**ACTION ITEM:** Find each line in the records below that contains the word "chevron", and copy it out.

═══ THE DATA

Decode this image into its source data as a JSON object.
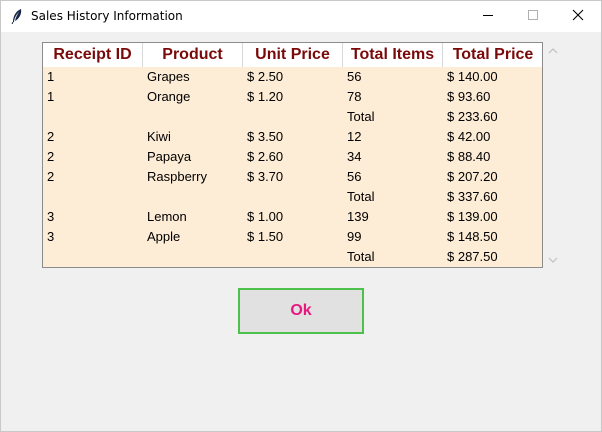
{
  "window": {
    "title": "Sales History Information"
  },
  "table": {
    "columns": [
      "Receipt ID",
      "Product",
      "Unit Price",
      "Total Items",
      "Total Price"
    ],
    "rows": [
      [
        "1",
        "Grapes",
        "$ 2.50",
        "56",
        "$ 140.00"
      ],
      [
        "1",
        "Orange",
        "$ 1.20",
        "78",
        "$ 93.60"
      ],
      [
        "",
        "",
        "",
        "Total",
        "$ 233.60"
      ],
      [
        "2",
        "Kiwi",
        "$ 3.50",
        "12",
        "$ 42.00"
      ],
      [
        "2",
        "Papaya",
        "$ 2.60",
        "34",
        "$ 88.40"
      ],
      [
        "2",
        "Raspberry",
        "$ 3.70",
        "56",
        "$ 207.20"
      ],
      [
        "",
        "",
        "",
        "Total",
        "$ 337.60"
      ],
      [
        "3",
        "Lemon",
        "$ 1.00",
        "139",
        "$ 139.00"
      ],
      [
        "3",
        "Apple",
        "$ 1.50",
        "99",
        "$ 148.50"
      ],
      [
        "",
        "",
        "",
        "Total",
        "$ 287.50"
      ]
    ]
  },
  "ok_button": {
    "label": "Ok"
  },
  "colors": {
    "header_text": "#7a0a0a",
    "row_background": "#fdecd6",
    "ok_text": "#e8187e",
    "ok_border": "#4cc24c"
  },
  "icons": {
    "app": "feather-icon",
    "minimize": "minimize-icon",
    "maximize": "maximize-icon",
    "close": "close-icon",
    "scroll_up": "chevron-up-icon",
    "scroll_down": "chevron-down-icon"
  }
}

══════

**YOUR SOLUTION:**
    "scroll_up": "chevron-up-icon",
    "scroll_down": "chevron-down-icon"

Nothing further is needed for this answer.